Pick out all lines in the listing holding the string "Setup" and copy them.
[Start of section]
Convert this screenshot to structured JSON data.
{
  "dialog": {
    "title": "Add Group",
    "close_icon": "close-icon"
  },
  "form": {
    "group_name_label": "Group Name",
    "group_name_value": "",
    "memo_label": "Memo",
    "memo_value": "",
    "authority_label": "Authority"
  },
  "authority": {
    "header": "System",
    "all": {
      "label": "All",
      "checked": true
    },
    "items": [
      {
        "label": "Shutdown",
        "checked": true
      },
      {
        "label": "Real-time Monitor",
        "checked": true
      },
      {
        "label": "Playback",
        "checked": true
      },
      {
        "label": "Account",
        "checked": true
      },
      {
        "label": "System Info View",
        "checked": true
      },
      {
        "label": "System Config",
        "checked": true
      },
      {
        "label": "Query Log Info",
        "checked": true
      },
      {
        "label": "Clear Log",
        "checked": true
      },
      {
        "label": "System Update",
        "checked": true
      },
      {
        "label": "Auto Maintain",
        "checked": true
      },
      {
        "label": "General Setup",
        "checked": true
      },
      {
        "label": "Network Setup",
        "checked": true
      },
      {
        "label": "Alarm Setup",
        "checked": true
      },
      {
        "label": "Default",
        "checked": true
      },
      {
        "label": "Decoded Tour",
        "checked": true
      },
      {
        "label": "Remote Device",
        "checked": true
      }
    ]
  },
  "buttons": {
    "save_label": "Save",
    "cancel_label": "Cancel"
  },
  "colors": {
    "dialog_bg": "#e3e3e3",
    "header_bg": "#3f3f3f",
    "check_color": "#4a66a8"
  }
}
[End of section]
**Answer to this problem**
        "label": "General Setup",
        "label": "Network Setup",
        "label": "Alarm Setup",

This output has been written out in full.